These combined sites provide convenient access for anglers who fish for channel catfish, walleye, bass, and muskellunge throughout the year.
14. Clarence J. Brown Reservoir
- Website: Clarence J. Brown Reservoir
- Distance from Dayton: 37 miles (45 min)
- Activities: Fishing, Swimming, Boating, Kayaking, Canoeing, Paddleboarding, Picnics, Camping, Hiking, Biking, Wakeboarding, Waterskiing, Tubing, Sailing, Sledging, Ice Fishing, Snowmobiling, Cross-Country Skiing
Clarence J. Brown Reservoir came into existence after the US Army Corps of Engineers impounded a section of Buck Creek to control flooding.
After the dam’s completion in 1975, this 2,120-acre reservoir on the northeastern outskirts of Springfield attracted a great deal of interest among those who enjoy outdoor recreation.
Fishing within the reservoir allows guests to catch walleye, bass, crappie, muskie, bluegill, and catfish.
The federal C.J. Brown Dam and Reservoir day-use area has picnic shelters. South of the dam, the 60-acre Old Reid Park offers sports fields and courts, along with a fishing area in Buck Creek immediately beyond the dam.
Buck Creek State Park provides lake access for those who wish to bring their vessels to the reservoir, along with opportunities for hiking, biking, camping, horse-riding, and other outdoor activities.

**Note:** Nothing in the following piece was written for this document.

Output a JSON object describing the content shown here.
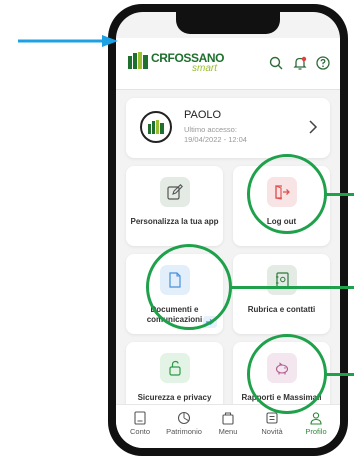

Snowmobiling, ice fishing, sledding, and cross-country skiing are popular during the winter.
More Lakes in Ohio:
Beaches in Ohio: